■ Provided data ■
+++
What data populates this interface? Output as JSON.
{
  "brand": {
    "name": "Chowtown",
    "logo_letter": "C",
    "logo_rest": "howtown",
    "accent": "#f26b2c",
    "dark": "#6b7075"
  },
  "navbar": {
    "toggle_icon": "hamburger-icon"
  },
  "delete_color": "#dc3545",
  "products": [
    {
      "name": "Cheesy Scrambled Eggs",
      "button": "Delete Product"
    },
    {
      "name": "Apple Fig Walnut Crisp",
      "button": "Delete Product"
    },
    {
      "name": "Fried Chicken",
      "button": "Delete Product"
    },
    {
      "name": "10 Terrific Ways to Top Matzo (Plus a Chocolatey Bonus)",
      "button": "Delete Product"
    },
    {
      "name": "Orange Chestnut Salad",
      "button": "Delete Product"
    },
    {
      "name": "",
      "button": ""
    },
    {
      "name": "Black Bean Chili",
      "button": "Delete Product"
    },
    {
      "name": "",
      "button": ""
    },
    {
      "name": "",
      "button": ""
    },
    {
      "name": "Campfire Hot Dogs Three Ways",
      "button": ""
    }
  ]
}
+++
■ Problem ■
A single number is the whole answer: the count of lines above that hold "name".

■ Answer area ■
11